Perhaps the most important line in the box score on Tuesday belongs to Alec Bohm. The 24-year old ended the month of May with an abysmal .203 average and .551 OPS on the year. He managed only one hit in his previous eight games while showing every bit of doubt and uncertainty in the field. On Tuesday, however, the third basemen went 3-for-5 with a run scored and one RBI. In the field, he pulled two double plays.
A two-home run day from Andrew McCutchen was probably enough to make Uncle Larry proud. On the day, he went 2-for-3 with two walks, two homers, two runs, and four RBI. Cutch had been in a 4-for-30 slump in the previous eight games as he found himself downgraded to the sixth spot in the lineup. The veteran’s day was his first multi-hit game since May 8th.

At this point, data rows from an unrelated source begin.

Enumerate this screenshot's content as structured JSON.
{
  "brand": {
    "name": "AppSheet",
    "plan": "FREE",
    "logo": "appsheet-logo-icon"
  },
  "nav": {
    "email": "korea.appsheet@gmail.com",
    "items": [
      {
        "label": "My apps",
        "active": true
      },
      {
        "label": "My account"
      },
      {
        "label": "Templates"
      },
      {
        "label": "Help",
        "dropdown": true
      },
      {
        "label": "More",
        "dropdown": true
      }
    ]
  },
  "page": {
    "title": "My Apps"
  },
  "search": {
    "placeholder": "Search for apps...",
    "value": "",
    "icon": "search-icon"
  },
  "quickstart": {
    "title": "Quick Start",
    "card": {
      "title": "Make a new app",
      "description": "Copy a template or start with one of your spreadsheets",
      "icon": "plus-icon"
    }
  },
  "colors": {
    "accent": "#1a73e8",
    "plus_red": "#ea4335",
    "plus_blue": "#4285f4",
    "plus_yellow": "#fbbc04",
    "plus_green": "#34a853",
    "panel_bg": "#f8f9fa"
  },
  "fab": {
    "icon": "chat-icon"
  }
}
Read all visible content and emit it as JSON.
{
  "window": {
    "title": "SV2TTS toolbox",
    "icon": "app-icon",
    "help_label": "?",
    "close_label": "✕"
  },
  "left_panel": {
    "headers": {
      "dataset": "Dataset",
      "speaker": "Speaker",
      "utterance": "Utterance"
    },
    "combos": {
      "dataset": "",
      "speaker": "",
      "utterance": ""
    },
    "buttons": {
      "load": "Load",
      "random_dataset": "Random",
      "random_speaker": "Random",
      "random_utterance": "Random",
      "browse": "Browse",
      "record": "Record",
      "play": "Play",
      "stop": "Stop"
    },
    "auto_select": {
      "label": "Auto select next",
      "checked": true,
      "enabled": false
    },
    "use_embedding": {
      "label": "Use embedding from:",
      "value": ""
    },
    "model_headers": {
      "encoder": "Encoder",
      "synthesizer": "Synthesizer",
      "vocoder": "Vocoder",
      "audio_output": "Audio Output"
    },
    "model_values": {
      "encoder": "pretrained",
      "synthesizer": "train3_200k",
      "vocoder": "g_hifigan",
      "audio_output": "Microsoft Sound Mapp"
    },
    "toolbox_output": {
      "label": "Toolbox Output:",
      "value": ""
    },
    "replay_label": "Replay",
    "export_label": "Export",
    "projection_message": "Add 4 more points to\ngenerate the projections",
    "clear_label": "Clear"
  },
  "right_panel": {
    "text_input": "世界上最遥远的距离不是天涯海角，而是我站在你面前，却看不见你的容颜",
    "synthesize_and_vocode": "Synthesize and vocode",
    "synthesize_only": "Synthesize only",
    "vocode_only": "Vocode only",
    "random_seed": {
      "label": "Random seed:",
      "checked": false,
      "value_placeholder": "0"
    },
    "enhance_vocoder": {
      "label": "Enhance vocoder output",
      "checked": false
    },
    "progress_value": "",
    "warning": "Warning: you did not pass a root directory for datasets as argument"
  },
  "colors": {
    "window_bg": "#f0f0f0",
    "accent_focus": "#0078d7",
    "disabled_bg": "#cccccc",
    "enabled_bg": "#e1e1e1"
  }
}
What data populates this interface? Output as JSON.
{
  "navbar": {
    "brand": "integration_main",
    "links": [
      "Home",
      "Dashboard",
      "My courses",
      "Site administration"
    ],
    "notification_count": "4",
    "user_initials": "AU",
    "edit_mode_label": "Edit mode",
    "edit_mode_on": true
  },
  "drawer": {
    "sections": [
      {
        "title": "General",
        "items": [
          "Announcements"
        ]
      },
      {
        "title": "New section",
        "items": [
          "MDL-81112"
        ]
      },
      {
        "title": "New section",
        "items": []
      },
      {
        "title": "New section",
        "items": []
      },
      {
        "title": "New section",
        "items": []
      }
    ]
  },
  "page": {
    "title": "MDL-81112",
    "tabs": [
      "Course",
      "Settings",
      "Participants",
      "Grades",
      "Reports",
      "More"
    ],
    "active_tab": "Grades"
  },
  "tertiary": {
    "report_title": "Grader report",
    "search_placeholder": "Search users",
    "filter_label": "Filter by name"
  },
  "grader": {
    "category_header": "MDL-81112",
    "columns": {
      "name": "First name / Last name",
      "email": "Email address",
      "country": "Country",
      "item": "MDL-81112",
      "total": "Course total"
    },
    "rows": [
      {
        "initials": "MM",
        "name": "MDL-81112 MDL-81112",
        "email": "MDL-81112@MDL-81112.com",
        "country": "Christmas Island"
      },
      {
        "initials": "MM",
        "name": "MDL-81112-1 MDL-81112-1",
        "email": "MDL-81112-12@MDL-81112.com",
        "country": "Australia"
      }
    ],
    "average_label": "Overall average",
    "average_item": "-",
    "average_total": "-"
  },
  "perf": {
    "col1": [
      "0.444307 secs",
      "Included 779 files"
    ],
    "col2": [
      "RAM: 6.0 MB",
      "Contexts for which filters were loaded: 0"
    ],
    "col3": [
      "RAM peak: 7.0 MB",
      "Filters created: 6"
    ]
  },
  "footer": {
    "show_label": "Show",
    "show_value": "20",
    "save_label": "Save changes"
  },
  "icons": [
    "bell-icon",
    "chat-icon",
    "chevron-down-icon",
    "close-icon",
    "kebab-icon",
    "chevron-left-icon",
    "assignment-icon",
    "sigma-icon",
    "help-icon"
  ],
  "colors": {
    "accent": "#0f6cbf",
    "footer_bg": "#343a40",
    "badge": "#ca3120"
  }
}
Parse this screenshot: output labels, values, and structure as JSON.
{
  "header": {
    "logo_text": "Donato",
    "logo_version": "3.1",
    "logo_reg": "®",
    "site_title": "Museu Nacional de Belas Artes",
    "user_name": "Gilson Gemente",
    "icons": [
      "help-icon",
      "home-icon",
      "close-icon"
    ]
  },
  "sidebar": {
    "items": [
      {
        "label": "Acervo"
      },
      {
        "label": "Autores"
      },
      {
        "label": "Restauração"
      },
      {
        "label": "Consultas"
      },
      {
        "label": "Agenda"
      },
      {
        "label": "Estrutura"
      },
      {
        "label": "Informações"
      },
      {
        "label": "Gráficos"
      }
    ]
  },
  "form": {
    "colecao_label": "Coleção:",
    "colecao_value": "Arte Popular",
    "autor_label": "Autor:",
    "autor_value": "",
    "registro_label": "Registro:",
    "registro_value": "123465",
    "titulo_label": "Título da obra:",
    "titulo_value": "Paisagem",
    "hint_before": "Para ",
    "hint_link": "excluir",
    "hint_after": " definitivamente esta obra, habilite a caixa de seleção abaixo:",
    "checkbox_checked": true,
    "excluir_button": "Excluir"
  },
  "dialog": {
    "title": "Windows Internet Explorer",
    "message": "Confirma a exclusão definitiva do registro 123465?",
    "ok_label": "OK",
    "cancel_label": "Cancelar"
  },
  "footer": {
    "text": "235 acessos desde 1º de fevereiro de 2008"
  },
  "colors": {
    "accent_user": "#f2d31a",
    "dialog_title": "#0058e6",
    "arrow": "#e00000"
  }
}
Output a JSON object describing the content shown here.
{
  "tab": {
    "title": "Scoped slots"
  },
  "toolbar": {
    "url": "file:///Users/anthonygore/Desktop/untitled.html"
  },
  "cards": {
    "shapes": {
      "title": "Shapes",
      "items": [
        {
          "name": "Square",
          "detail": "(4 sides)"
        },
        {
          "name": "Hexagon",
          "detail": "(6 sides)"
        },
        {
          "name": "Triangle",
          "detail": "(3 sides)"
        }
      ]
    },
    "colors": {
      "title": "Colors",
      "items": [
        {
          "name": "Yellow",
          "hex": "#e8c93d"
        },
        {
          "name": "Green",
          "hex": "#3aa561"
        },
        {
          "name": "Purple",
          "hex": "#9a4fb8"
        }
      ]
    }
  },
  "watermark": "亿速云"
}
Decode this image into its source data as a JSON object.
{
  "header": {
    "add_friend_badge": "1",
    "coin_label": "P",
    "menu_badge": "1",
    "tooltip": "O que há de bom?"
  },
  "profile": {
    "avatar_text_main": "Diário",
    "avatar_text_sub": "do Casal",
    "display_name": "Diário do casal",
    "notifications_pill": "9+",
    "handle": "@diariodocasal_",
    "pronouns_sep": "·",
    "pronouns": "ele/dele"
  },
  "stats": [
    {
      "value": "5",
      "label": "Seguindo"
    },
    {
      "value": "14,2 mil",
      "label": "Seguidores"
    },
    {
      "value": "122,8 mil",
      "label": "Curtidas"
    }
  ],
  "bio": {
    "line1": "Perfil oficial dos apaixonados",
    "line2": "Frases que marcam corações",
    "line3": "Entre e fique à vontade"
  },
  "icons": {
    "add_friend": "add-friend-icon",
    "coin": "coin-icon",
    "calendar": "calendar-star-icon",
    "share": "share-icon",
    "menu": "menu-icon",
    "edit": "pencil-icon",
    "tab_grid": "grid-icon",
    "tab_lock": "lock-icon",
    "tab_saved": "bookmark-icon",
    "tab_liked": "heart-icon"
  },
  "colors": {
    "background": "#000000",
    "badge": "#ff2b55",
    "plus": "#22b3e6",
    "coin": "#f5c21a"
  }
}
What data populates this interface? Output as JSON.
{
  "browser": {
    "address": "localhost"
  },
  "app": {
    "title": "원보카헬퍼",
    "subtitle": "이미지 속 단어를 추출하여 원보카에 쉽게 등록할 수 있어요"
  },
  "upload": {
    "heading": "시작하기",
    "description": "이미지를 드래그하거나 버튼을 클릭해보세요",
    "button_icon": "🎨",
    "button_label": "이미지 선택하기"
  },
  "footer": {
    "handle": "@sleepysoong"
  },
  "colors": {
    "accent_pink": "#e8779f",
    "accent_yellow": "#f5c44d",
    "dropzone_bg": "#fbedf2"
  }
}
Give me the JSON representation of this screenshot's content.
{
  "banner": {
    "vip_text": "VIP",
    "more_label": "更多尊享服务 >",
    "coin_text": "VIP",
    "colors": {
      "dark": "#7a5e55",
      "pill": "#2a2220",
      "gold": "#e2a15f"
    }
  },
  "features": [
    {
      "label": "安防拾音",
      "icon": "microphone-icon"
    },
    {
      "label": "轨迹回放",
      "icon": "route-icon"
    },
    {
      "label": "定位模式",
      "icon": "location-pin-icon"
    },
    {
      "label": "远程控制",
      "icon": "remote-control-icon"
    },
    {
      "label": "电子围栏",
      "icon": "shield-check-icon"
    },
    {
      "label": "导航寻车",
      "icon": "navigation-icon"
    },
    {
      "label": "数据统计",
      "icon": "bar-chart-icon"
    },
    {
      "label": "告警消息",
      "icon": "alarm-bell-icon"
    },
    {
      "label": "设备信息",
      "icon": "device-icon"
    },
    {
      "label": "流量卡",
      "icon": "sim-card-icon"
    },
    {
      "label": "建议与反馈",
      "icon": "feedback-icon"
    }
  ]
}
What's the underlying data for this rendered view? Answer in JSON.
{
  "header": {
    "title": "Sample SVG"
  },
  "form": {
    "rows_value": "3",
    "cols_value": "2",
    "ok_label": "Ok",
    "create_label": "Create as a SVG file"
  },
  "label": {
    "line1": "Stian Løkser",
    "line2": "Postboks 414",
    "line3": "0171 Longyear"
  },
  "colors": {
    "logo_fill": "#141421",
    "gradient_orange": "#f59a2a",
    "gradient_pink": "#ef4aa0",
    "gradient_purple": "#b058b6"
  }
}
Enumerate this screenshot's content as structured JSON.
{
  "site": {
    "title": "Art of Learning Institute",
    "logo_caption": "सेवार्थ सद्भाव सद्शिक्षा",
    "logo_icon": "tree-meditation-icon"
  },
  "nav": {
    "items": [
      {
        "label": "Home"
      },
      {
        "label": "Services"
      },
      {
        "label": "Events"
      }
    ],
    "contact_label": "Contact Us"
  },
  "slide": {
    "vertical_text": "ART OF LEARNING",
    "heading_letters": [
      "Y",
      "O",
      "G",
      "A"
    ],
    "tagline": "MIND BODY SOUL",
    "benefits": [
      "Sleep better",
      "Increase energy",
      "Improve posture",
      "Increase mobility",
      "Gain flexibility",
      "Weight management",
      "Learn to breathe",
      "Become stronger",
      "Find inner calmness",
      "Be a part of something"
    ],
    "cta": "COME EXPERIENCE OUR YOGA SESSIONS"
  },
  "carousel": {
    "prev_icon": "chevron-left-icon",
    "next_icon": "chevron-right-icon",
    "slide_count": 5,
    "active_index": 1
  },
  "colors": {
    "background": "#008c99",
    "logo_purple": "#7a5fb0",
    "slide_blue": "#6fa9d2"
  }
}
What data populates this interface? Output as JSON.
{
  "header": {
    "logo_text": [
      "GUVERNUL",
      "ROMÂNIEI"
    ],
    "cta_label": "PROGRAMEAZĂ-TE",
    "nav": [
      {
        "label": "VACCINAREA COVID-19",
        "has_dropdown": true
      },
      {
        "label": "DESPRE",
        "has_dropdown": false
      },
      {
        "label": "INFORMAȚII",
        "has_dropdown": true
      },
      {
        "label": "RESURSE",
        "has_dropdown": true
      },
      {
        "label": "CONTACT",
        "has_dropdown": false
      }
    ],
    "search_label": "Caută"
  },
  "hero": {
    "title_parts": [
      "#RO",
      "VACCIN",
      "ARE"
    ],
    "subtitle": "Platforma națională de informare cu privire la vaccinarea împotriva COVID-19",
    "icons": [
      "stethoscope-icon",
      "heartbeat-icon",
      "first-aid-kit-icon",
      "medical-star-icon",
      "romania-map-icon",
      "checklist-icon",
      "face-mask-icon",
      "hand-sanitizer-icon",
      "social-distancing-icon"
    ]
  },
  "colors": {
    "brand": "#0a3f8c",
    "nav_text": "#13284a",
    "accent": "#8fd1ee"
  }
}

Rainout Halts Momentum
All of the sudden, the Phillies have some sense of momentum. Rhys Hoskins is riding a 10-game hitting streak. Odubel Herrera has tallied nine hits in five games. Even Alec Bohm’s three-hit performance on Tuesday shows signs of coming out of his slump.
“God I hope so,” responded Joe Girardi when asked if the 17-3 victory could begin the team’s turnaround on Tuesday.
And then came the rainout.
An off-day is always a risky business for a team that wants to ride the momentum. A natural pause allows a team to rest and recouperate, but also runs the risk of halting any momentum the team may have. To make matters worse for the Phillies, they now do not play again until Friday in Philly.
To make matters worse, the rescheduled game on June 28 means the Phillies will need to play 18 games in 17 days starting on June 25th, taking them into the All-Star Break.
Perhaps the Phillies can utilize the extra day’s rest as a chance to get their minds right ahead of an important nine-game homestand against the Nationals, Braves, and Yankees. But there also lies a huge risk that the momentum from Tuesday’s 17-3 game may dissipate over the next two days. And one thing is for certain: the 26-29 Phillies need every ounce of momentum they can muster.
Photo by Andy Lewis/Icon Sportswire